Discoveries or marihuana plantations in several places in New South Wales, allegations that a criminal organisation existed based in the production and distribution of drugs and the sudden unexplained accumulation of wealth, especially in the town of Griffith lead to lobbying for a Royal Commission into the drug trafficking business.
The Royal Commission into drug trafficking was established on 5 August, 1977 when Honourable Philip Morgan Woodward was appointed sole Commissioner to 'enquire into and report upon
"1. The cultivation, production, manufacture, distribution, supply, possession and use of:
(a) drugs that are, for the time being drugs of addiction or prohibited drugs within the meaning of the Poisons Act, 1966; and
(b) other drugs (other than tobacco or alcohol) that are drugs of dependence or of dependence potential
2. the identity of persons involved in:
(a) the cultivation, production, manufacture, distribution or supply, where contrary to the laws of the State, of drugs of the kind referred to in paragraph 1, or in the possession or use by others, when contrary to those laws, of those drugs; or illegal or improper activities in connection with the matters referred to in subparagraph (a); and
3. whether, in the light of the findings of the Commission on the above matters, changes are desirable in:
(a) the manner in which the laws of the State relating to the cultivation, production, manufacture, distribution, supply, possession and use of drugs of the kinds referred to in paragraph 1 are administered by the authorities of the State, whether acting alone or in co-operation with the authorities of other States or the Commonwealth; or
(b) those laws referred to in subparagraph (a)
The Royal Commission was originally appointed for a period of six months. The term was subsequently extended twice and the final report of the Commission was submitted to the Governor on 31 October, 1979.
The Commissioner's terms of reference were restricted to the legal aspects of drug trafficking rather than medical or social aspects.
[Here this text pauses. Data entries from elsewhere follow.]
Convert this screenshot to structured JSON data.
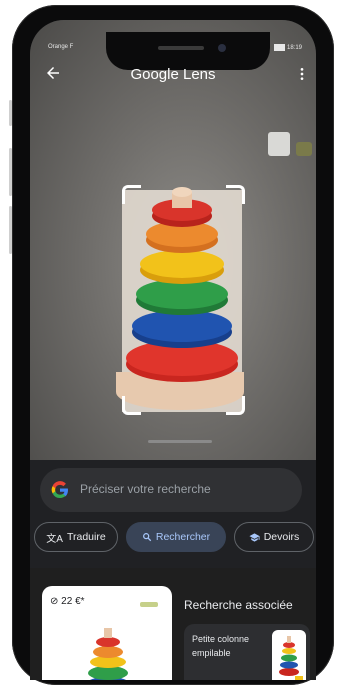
{
  "status_bar": {
    "carrier": "Orange F",
    "time": "18:19"
  },
  "topbar": {
    "title_google": "Google",
    "title_lens": "Lens",
    "back_icon": "arrow-back-icon",
    "menu_icon": "more-vert-icon"
  },
  "search": {
    "placeholder": "Préciser votre recherche"
  },
  "chips": [
    {
      "label": "Traduire",
      "icon": "translate-icon"
    },
    {
      "label": "Rechercher",
      "icon": "search-icon"
    },
    {
      "label": "Devoirs",
      "icon": "school-icon"
    }
  ],
  "result": {
    "price": "22 €*"
  },
  "related": {
    "title": "Recherche associée",
    "item_label": "Petite colonne empilable"
  },
  "colors": {
    "red": "#d9342b",
    "orange": "#e8892c",
    "yellow": "#f2c21a",
    "green": "#2e9b47",
    "blue": "#1f4ea6",
    "active_chip_bg": "#394457"
  }
}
Hearings commenced on 10 August, 1977 and the Commissioner conducted public hearings on 175 days and in camera hearings on 146 days. Evidence was given by 565 witnesses and 1000 summonses were issued for the production of documents or the attendance of witnesses. (2) The Commissioner gathered information in North America and other overseas countries in 1978 (3)
The Royal Commissioner studied, examined and reported upon the following drugs - cannabis; narcotics; heroin; amphetamines, cocaine and hallucinogens. For each drug he reported upon the nature, history, use, reported seizures, and the nature of the trade. In addition the Commissioner studied seizures which had occurred in various places in the State including The Riverina, Colleambally, Euston, Wollongong, Sutherland and St George and Byron Bay, and the operation of known importers and distributors. The Commissioner reported on the treatment of drug offenders and the current statutory provision for dealing with drug offenses.
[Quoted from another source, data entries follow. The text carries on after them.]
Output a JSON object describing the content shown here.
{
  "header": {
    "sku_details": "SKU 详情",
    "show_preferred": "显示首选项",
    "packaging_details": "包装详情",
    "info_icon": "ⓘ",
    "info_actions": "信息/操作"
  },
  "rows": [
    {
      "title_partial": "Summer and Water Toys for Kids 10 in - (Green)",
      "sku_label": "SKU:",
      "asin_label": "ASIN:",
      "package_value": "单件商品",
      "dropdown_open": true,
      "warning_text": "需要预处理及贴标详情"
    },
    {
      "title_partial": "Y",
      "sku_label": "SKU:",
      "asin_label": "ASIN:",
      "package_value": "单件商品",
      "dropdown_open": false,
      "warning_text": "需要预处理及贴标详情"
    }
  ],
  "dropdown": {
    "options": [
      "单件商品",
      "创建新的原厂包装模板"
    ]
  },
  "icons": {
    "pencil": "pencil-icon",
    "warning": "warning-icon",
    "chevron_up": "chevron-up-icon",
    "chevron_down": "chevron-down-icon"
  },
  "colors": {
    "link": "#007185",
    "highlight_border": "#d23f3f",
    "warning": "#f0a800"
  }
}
The report of the Commission concluded with a total of 89 recommendations in the general areas of statutory, legal administration and law enforcement reform, identification of drug users, promotion of programs to discourage drug use, information sharing amongst various agencies concerned with drug trade (health, drug regulation, communications and law enforcement) ; co-operation with other Australian jurisdictions, other countries and international agencies in obtaining information about and dealing with the drug problem; and improved treatment of drug addicts.
The Royal Commission concluded on 31 October when the report was handed to the Governor in the Premier's Office.
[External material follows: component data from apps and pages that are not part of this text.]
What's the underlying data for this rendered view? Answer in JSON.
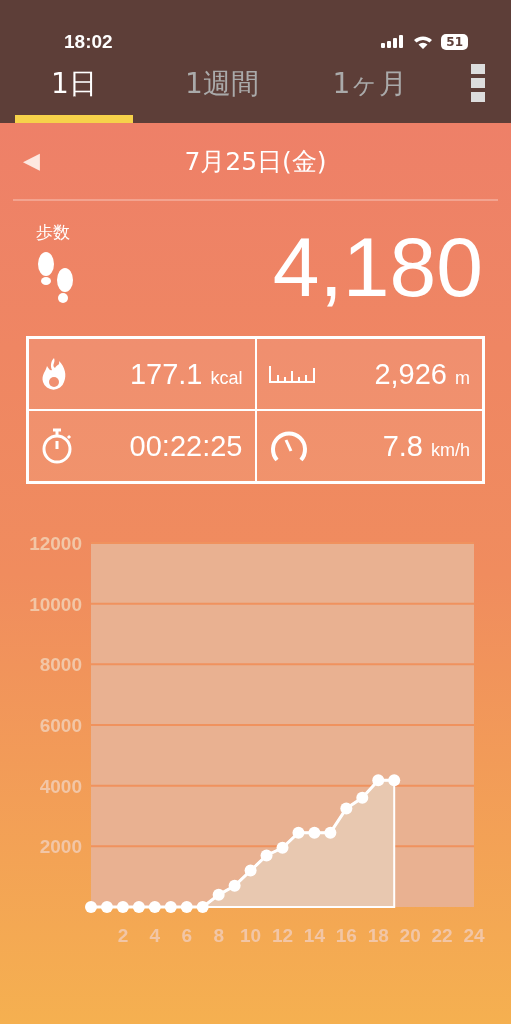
{
  "status_bar": {
    "time": "18:02",
    "battery": "51"
  },
  "tabs": [
    {
      "label": "1日",
      "selected": true
    },
    {
      "label": "1週間",
      "selected": false
    },
    {
      "label": "1ヶ月",
      "selected": false
    }
  ],
  "date_nav": {
    "prev": "◀",
    "date": "7月25日(金)"
  },
  "steps": {
    "label": "歩数",
    "value": "4,180"
  },
  "stats": [
    {
      "kind": "calories",
      "value": "177.1",
      "unit": "kcal"
    },
    {
      "kind": "distance",
      "value": "2,926",
      "unit": "m"
    },
    {
      "kind": "time",
      "value": "00:22:25"
    },
    {
      "kind": "speed",
      "value": "7.8",
      "unit": "km/h"
    }
  ],
  "chart_data": {
    "type": "area",
    "x": [
      0,
      1,
      2,
      3,
      4,
      5,
      6,
      7,
      8,
      9,
      10,
      11,
      12,
      13,
      14,
      15,
      16,
      17,
      18,
      19
    ],
    "series": [
      {
        "color": "#ffffff",
        "values": [
          0,
          0,
          0,
          0,
          0,
          0,
          0,
          0,
          400,
          700,
          1200,
          1700,
          1950,
          2450,
          2450,
          2450,
          3250,
          3600,
          4180,
          4180
        ]
      }
    ],
    "xlim": [
      0,
      24
    ],
    "ylim": [
      0,
      12000
    ],
    "xticks": [
      2,
      4,
      6,
      8,
      10,
      12,
      14,
      16,
      18,
      20,
      22,
      24
    ],
    "yticks": [
      2000,
      4000,
      6000,
      8000,
      10000,
      12000
    ],
    "grid": true
  }
}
(1) Report of the Royal Commission into Drug Trafficking, 1979 Volume 1 p.1- 4 [CGS 1607 2/10450].
(2) Loc. cit., p.18.
(3) Loc. cit., p.10.